a greenish-grey lizard-like rhynchocephalian reptile, Sphenodon punctatus, occurring only on certain small islands near New Zealand: it is the sole surviving member of a group common in Mesozoic times
References in periodicals archive ?
Scientists say there are currently about 50,000 to 60,000 tuatara, but that the little dinosaurs may find themselves able to breed only in laboratories if temperatures continue to climb.
An eater of insects, the slow-moving tuatara can live more than 100 years.
The easiest way for the tuatara to survive would be for nesting female tuatara to change their behavior and modify the areas where they nest, such as laying eggs deeper in the soil," Moore says.
Although they won't try to bite you, tuataras have plenty of tiny, pointy teeth.
Tuataras have sturdy, sharp claws and can dig their own burrows.
Tuataras are very slow breathers--they usually take a breath about once every seven seconds.
The wines -- a Sauvignon Blanc and a Pinot Noir -- are named after an endangered reptile, the Tuatara, which is found only on 30 tiny offshore islands in New Zealand.
Paleontological and morphological studies place turtles as either evolving from the ancestor of all reptiles or as evolving from the ancestor of snakes, lizards, and tuataras.
Turtles have been an enigmatic vertebrate group for a long time and morphological studies placed them as either most closely related to the ancestral reptiles, that diverged early in the reptile evolutionary tree, or as closer to lizards, snakes, and tuataras," said Crawford.
By showing that turtles are closely related to crocodiles and birds (Archosaurs) than lizards, snakes and tuatara (Lepidosaurs), the study by a team of Boston University researchers has challenged previous anatomical and Paleontological assessments.
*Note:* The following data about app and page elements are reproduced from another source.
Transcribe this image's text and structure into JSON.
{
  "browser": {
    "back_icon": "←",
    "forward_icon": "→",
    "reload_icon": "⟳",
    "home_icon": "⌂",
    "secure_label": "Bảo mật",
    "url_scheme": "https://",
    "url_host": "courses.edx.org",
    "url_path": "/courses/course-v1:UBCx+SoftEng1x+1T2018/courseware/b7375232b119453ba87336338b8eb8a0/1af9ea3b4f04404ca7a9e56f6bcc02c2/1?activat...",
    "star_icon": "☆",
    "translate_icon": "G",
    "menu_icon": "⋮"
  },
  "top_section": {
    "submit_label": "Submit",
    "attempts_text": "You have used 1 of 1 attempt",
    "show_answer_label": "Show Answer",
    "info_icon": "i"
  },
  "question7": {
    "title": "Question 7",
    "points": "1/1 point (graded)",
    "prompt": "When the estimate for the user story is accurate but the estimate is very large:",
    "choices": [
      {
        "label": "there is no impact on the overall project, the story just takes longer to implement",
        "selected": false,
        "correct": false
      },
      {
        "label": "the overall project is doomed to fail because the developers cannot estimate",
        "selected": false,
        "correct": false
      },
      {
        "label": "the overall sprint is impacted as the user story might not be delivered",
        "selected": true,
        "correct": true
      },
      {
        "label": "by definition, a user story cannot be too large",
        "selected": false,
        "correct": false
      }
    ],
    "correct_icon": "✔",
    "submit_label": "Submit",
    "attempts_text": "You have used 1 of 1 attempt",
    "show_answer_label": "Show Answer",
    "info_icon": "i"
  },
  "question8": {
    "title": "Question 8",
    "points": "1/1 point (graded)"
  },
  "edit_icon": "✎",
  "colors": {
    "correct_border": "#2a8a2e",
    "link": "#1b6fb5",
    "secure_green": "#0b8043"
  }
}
Washington, July 30 (ANI): A new research by scientists has named mammals and many species of birds and fish as evolution's "winners", while crocodiles, alligators and a reptile cousin of snakes known as the tuatara are among the "losers".
The tuatara, which lives in New Zealand and resembles lizards has only two species.